• **What is needed**: Would you reproduce the entries exactly, including every line?

Page and application data records
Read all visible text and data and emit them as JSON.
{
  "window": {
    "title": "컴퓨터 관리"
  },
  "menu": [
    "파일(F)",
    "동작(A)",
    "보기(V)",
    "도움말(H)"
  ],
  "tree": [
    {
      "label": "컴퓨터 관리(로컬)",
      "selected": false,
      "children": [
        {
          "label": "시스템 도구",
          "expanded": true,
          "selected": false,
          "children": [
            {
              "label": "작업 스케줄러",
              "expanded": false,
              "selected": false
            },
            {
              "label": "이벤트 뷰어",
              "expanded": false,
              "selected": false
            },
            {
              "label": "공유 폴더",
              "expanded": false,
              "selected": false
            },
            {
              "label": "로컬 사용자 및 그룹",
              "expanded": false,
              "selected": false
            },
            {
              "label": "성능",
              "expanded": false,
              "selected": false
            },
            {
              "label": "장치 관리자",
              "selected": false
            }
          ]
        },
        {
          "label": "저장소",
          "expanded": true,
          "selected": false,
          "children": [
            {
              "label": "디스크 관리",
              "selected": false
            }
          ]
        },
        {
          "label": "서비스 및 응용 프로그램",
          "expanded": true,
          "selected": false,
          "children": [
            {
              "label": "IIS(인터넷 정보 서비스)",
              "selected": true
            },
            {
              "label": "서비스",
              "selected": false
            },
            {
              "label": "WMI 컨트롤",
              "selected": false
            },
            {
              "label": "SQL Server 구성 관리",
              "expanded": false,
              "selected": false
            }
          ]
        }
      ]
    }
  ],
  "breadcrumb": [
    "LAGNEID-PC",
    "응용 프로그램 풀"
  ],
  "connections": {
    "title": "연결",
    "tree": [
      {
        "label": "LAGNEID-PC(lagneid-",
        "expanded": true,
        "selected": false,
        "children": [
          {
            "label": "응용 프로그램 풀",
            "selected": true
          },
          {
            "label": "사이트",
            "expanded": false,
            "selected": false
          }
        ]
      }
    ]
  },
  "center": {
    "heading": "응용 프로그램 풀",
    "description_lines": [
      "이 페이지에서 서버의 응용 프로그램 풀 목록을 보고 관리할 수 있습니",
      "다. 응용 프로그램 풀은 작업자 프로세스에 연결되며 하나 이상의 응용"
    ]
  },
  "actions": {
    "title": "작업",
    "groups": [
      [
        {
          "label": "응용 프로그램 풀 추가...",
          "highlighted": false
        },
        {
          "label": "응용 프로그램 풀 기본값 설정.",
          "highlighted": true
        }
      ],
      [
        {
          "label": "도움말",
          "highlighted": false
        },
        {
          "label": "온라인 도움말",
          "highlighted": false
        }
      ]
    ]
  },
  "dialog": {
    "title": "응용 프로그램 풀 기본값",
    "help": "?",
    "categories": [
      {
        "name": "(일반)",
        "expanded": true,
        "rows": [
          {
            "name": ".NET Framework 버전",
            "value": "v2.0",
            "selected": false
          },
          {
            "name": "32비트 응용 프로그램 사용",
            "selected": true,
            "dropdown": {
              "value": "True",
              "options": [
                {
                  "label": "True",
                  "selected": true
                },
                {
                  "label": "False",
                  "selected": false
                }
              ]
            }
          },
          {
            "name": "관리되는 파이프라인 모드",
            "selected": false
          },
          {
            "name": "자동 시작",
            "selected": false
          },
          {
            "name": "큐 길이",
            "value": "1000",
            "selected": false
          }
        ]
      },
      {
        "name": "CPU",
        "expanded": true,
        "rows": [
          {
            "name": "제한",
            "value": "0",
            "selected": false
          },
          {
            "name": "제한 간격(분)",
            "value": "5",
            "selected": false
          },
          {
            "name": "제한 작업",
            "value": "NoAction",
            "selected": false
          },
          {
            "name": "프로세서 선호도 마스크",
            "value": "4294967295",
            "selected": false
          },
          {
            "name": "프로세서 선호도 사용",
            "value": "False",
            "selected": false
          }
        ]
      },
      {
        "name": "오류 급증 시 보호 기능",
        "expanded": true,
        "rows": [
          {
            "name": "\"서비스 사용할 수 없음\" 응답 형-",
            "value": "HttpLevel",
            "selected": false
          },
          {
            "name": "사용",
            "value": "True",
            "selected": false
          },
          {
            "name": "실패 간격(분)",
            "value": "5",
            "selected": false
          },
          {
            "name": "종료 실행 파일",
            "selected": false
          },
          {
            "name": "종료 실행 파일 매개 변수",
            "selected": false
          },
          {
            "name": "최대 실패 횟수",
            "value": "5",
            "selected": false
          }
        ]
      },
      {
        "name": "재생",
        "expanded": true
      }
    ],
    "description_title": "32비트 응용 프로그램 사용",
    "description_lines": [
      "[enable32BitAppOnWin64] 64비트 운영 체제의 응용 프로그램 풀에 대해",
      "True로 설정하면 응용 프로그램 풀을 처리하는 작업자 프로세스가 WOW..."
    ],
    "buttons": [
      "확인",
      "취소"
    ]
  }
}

• **Response below**:
Read all visible text and data and emit them as JSON.
{
  "window": {
    "title": "컴퓨터 관리"
  },
  "menu": [
    "파일(F)",
    "동작(A)",
    "보기(V)",
    "도움말(H)"
  ],
  "tree": [
    {
      "label": "컴퓨터 관리(로컬)",
      "selected": false,
      "children": [
        {
          "label": "시스템 도구",
          "expanded": true,
          "selected": false,
          "children": [
            {
              "label": "작업 스케줄러",
              "expanded": false,
              "selected": false
            },
            {
              "label": "이벤트 뷰어",
              "expanded": false,
              "selected": false
            },
            {
              "label": "공유 폴더",
              "expanded": false,
              "selected": false
            },
            {
              "label": "로컬 사용자 및 그룹",
              "expanded": false,
              "selected": false
            },
            {
              "label": "성능",
              "expanded": false,
              "selected": false
            },
            {
              "label": "장치 관리자",
              "selected": false
            }
          ]
        },
        {
          "label": "저장소",
          "expanded": true,
          "selected": false,
          "children": [
            {
              "label": "디스크 관리",
              "selected": false
            }
          ]
        },
        {
          "label": "서비스 및 응용 프로그램",
          "expanded": true,
          "selected": false,
          "children": [
            {
              "label": "IIS(인터넷 정보 서비스)",
              "selected": true
            },
            {
              "label": "서비스",
              "selected": false
            },
            {
              "label": "WMI 컨트롤",
              "selected": false
            },
            {
              "label": "SQL Server 구성 관리",
              "expanded": false,
              "selected": false
            }
          ]
        }
      ]
    }
  ],
  "breadcrumb": [
    "LAGNEID-PC",
    "응용 프로그램 풀"
  ],
  "connections": {
    "title": "연결",
    "tree": [
      {
        "label": "LAGNEID-PC(lagneid-",
        "expanded": true,
        "selected": false,
        "children": [
          {
            "label": "응용 프로그램 풀",
            "selected": true
          },
          {
            "label": "사이트",
            "expanded": false,
            "selected": false
          }
        ]
      }
    ]
  },
  "center": {
    "heading": "응용 프로그램 풀",
    "description_lines": [
      "이 페이지에서 서버의 응용 프로그램 풀 목록을 보고 관리할 수 있습니",
      "다. 응용 프로그램 풀은 작업자 프로세스에 연결되며 하나 이상의 응용"
    ]
  },
  "actions": {
    "title": "작업",
    "groups": [
      [
        {
          "label": "응용 프로그램 풀 추가...",
          "highlighted": false
        },
        {
          "label": "응용 프로그램 풀 기본값 설정.",
          "highlighted": true
        }
      ],
      [
        {
          "label": "도움말",
          "highlighted": false
        },
        {
          "label": "온라인 도움말",
          "highlighted": false
        }
      ]
    ]
  },
  "dialog": {
    "title": "응용 프로그램 풀 기본값",
    "help": "?",
    "categories": [
      {
        "name": "(일반)",
        "expanded": true,
        "rows": [
          {
            "name": ".NET Framework 버전",
            "value": "v2.0",
            "selected": false
          },
          {
            "name": "32비트 응용 프로그램 사용",
            "selected": true,
            "dropdown": {
              "value": "True",
              "options": [
                {
                  "label": "True",
                  "selected": true
                },
                {
                  "label": "False",
                  "selected": false
                }
              ]
            }
          },
          {
            "name": "관리되는 파이프라인 모드",
            "selected": false
          },
          {
            "name": "자동 시작",
            "selected": false
          },
          {
            "name": "큐 길이",
            "value": "1000",
            "selected": false
          }
        ]
      },
      {
        "name": "CPU",
        "expanded": true,
        "rows": [
          {
            "name": "제한",
            "value": "0",
            "selected": false
          },
          {
            "name": "제한 간격(분)",
            "value": "5",
            "selected": false
          },
          {
            "name": "제한 작업",
            "value": "NoAction",
            "selected": false
          },
          {
            "name": "프로세서 선호도 마스크",
            "value": "4294967295",
            "selected": false
          },
          {
            "name": "프로세서 선호도 사용",
            "value": "False",
            "selected": false
          }
        ]
      },
      {
        "name": "오류 급증 시 보호 기능",
        "expanded": true,
        "rows": [
          {
            "name": "\"서비스 사용할 수 없음\" 응답 형-",
            "value": "HttpLevel",
            "selected": false
          },
          {
            "name": "사용",
            "value": "True",
            "selected": false
          },
          {
            "name": "실패 간격(분)",
            "value": "5",
            "selected": false
          },
          {
            "name": "종료 실행 파일",
            "selected": false
          },
          {
            "name": "종료 실행 파일 매개 변수",
            "selected": false
          },
          {
            "name": "최대 실패 횟수",
            "value": "5",
            "selected": false
          }
        ]
      },
      {
        "name": "재생",
        "expanded": true
      }
    ],
    "description_title": "32비트 응용 프로그램 사용",
    "description_lines": [
      "[enable32BitAppOnWin64] 64비트 운영 체제의 응용 프로그램 풀에 대해",
      "True로 설정하면 응용 프로그램 풀을 처리하는 작업자 프로세스가 WOW..."
    ],
    "buttons": [
      "확인",
      "취소"
    ]
  }
}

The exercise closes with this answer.